- _Task instructions_: Where the word "Drawing" shows up in a line below, that line is counted. State how many lines are counted, without any other words.

- _Data for this task_:

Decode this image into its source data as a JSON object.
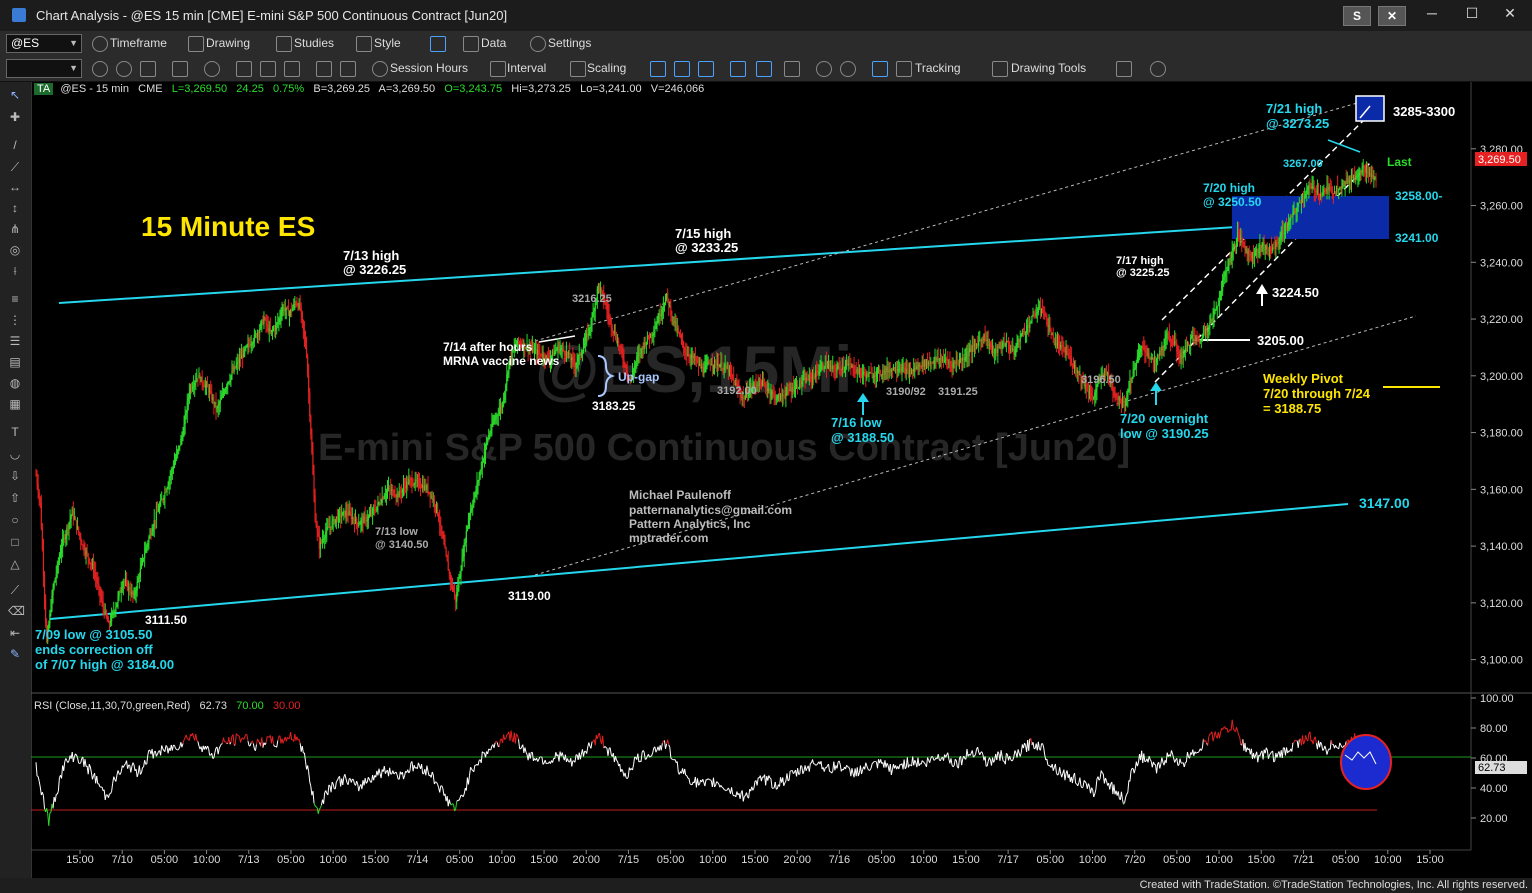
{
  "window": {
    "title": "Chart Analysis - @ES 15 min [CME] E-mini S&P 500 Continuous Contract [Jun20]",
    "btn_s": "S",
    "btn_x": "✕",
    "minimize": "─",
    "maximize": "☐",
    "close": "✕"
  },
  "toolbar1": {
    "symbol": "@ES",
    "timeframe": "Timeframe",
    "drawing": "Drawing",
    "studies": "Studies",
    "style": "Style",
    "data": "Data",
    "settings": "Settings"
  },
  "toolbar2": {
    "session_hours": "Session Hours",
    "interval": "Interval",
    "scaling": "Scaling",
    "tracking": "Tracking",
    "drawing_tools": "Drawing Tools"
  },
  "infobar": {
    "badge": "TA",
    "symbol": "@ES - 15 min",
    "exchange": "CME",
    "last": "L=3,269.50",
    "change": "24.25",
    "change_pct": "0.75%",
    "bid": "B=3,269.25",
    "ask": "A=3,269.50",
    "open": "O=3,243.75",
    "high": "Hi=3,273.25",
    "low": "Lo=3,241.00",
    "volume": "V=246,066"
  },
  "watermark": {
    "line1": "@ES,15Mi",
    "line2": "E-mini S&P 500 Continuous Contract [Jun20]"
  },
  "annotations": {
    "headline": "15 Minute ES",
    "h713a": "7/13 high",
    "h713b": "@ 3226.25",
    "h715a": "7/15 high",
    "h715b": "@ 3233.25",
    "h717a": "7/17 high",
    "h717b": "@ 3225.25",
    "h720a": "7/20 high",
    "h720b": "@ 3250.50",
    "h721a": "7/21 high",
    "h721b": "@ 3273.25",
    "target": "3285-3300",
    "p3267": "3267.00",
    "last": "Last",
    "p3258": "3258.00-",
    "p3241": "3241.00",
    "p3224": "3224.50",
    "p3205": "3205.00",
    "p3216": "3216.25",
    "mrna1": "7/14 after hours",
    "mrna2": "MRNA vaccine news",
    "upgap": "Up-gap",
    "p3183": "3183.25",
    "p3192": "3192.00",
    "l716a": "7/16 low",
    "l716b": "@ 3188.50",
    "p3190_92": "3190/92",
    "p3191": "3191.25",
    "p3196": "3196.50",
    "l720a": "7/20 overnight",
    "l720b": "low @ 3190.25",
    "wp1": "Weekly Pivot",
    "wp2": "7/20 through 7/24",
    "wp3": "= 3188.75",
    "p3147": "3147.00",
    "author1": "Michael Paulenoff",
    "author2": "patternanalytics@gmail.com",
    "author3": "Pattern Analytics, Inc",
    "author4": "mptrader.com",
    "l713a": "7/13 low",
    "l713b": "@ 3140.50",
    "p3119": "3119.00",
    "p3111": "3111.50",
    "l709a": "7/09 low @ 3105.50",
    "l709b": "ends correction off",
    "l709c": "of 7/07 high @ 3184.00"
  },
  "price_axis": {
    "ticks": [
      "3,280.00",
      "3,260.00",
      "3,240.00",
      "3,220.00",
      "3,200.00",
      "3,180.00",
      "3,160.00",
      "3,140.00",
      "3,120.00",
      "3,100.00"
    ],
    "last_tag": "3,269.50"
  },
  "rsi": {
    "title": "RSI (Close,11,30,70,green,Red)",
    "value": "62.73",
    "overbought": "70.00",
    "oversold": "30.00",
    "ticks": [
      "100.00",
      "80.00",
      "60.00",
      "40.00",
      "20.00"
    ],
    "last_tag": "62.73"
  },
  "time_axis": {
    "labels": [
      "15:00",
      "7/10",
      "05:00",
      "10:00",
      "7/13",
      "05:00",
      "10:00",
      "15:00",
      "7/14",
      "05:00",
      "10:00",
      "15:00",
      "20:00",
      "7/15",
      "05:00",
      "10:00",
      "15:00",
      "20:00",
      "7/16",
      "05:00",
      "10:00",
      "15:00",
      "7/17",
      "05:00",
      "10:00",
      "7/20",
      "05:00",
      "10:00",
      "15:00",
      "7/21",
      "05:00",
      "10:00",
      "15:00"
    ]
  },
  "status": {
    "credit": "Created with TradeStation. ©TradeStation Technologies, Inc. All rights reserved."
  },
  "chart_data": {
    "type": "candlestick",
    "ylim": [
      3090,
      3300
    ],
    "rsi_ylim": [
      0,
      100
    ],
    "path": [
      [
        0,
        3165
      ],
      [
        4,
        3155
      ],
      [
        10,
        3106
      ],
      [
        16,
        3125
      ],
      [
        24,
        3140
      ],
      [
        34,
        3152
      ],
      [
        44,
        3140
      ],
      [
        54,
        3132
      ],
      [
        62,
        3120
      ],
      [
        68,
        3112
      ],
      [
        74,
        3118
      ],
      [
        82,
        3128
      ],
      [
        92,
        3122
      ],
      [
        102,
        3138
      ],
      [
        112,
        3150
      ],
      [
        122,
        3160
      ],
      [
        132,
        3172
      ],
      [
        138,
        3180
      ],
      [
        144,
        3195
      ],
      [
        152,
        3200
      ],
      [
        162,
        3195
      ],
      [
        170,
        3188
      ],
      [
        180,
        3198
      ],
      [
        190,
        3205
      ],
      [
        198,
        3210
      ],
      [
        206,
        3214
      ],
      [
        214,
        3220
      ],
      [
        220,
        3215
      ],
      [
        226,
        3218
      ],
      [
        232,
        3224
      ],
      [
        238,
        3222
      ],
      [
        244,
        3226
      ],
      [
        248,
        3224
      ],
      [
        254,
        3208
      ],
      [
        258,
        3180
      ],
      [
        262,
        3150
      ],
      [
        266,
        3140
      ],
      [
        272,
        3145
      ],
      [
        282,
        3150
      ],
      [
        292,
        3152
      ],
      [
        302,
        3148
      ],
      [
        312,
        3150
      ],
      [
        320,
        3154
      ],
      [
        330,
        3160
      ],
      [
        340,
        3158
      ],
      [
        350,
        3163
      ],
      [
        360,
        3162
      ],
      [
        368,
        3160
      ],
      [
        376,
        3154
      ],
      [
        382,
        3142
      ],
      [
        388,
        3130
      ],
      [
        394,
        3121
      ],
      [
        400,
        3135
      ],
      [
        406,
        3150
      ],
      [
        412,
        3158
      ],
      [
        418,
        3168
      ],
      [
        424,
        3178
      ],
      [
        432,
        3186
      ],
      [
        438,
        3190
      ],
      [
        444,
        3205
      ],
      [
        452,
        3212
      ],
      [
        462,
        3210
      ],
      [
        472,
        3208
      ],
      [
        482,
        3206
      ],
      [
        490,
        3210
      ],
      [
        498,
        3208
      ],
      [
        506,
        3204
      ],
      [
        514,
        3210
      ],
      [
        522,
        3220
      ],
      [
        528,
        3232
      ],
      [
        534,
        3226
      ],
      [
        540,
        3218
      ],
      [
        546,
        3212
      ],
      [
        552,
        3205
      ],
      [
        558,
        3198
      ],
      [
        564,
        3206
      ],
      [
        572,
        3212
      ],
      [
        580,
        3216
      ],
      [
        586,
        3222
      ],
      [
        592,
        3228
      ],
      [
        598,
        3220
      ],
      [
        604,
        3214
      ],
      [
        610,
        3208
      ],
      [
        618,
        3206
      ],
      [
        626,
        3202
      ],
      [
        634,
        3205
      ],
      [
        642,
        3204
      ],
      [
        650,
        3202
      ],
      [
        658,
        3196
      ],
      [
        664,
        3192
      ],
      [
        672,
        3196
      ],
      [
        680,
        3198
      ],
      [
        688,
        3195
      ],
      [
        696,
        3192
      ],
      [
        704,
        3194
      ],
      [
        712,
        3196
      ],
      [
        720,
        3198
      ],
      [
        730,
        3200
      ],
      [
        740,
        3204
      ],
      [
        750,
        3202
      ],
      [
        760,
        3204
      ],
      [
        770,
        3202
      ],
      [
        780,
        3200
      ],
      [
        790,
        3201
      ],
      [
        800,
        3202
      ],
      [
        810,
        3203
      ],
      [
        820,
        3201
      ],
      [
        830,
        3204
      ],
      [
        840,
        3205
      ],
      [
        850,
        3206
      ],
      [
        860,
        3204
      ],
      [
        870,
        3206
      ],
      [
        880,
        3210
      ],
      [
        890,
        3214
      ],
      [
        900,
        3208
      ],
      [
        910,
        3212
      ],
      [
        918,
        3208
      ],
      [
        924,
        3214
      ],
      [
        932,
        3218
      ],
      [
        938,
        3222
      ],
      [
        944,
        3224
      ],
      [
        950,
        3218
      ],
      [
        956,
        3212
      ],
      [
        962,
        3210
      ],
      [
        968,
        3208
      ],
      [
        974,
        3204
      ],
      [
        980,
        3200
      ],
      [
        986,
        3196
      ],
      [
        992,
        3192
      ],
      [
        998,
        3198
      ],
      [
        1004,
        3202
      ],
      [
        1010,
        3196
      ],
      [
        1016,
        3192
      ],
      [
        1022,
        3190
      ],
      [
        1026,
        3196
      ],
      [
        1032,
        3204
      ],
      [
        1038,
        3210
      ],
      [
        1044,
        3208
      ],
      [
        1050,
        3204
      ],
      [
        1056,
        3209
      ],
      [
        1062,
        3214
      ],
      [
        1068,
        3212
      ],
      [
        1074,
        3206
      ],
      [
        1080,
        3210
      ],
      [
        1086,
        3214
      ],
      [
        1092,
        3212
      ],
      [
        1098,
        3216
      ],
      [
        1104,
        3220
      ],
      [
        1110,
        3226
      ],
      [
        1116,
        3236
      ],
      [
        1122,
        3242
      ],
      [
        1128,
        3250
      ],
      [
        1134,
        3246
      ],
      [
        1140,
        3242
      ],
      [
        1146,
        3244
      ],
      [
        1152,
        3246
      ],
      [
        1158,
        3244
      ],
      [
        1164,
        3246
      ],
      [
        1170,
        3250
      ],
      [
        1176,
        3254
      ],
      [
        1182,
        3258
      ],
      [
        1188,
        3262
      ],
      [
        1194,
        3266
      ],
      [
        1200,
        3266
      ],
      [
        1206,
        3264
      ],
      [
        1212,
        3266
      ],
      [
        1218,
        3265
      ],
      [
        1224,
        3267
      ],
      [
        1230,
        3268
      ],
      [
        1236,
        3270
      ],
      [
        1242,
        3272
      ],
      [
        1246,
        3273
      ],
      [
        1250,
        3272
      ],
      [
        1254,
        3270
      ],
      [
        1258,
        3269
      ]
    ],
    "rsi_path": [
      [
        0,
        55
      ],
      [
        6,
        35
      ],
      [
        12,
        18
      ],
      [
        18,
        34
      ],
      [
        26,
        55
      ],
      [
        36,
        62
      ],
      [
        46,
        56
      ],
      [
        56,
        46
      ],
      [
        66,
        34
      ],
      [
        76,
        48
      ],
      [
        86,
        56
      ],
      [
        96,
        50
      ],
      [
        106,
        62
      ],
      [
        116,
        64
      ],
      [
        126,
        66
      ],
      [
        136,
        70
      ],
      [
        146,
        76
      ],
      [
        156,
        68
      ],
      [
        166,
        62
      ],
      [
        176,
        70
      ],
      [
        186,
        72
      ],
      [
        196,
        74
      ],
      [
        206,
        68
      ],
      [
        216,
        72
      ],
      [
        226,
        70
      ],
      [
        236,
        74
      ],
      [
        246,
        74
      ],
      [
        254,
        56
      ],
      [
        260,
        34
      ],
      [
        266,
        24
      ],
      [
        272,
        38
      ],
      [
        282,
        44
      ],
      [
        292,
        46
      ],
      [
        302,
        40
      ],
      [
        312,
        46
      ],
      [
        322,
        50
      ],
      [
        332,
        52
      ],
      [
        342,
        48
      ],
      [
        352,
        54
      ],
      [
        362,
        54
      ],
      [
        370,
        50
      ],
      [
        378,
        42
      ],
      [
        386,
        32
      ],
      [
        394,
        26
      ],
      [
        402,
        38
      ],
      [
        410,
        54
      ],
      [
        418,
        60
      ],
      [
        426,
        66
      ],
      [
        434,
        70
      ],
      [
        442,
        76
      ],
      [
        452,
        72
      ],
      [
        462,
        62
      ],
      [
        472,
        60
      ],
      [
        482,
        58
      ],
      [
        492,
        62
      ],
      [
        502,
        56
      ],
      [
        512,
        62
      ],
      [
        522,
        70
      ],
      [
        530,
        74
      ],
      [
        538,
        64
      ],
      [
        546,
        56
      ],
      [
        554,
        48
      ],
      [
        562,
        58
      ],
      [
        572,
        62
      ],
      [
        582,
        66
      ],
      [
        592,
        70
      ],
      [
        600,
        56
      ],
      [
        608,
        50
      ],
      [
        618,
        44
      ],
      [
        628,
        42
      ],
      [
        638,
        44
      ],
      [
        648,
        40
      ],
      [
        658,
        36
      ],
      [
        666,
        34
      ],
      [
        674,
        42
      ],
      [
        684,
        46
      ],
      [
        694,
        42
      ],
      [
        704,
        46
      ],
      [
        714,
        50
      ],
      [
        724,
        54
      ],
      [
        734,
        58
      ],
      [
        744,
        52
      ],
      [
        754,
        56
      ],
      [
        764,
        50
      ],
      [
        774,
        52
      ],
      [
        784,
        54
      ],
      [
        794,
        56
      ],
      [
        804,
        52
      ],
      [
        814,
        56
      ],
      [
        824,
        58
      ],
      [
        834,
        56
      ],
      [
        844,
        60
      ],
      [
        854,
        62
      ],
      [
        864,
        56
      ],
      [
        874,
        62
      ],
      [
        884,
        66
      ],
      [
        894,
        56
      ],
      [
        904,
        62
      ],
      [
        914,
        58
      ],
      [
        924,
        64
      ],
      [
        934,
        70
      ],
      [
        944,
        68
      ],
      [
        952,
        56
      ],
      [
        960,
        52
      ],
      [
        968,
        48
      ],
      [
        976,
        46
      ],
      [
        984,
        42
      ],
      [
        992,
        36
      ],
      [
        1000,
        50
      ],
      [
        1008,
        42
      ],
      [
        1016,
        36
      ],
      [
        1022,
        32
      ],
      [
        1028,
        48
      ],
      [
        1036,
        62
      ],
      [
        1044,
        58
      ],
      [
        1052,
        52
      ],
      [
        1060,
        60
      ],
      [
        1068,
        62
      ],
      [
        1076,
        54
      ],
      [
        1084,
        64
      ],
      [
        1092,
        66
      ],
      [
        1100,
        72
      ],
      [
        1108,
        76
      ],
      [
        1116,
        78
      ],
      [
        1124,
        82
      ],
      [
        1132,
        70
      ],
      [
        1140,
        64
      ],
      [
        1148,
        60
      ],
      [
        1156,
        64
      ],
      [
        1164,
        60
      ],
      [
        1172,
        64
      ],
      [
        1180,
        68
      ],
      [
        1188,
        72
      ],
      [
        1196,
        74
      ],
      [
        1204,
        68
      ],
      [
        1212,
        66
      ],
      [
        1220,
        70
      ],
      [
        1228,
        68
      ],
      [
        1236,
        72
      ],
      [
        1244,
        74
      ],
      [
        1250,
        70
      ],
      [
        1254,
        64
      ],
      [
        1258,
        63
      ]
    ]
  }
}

- _Answer below_: 2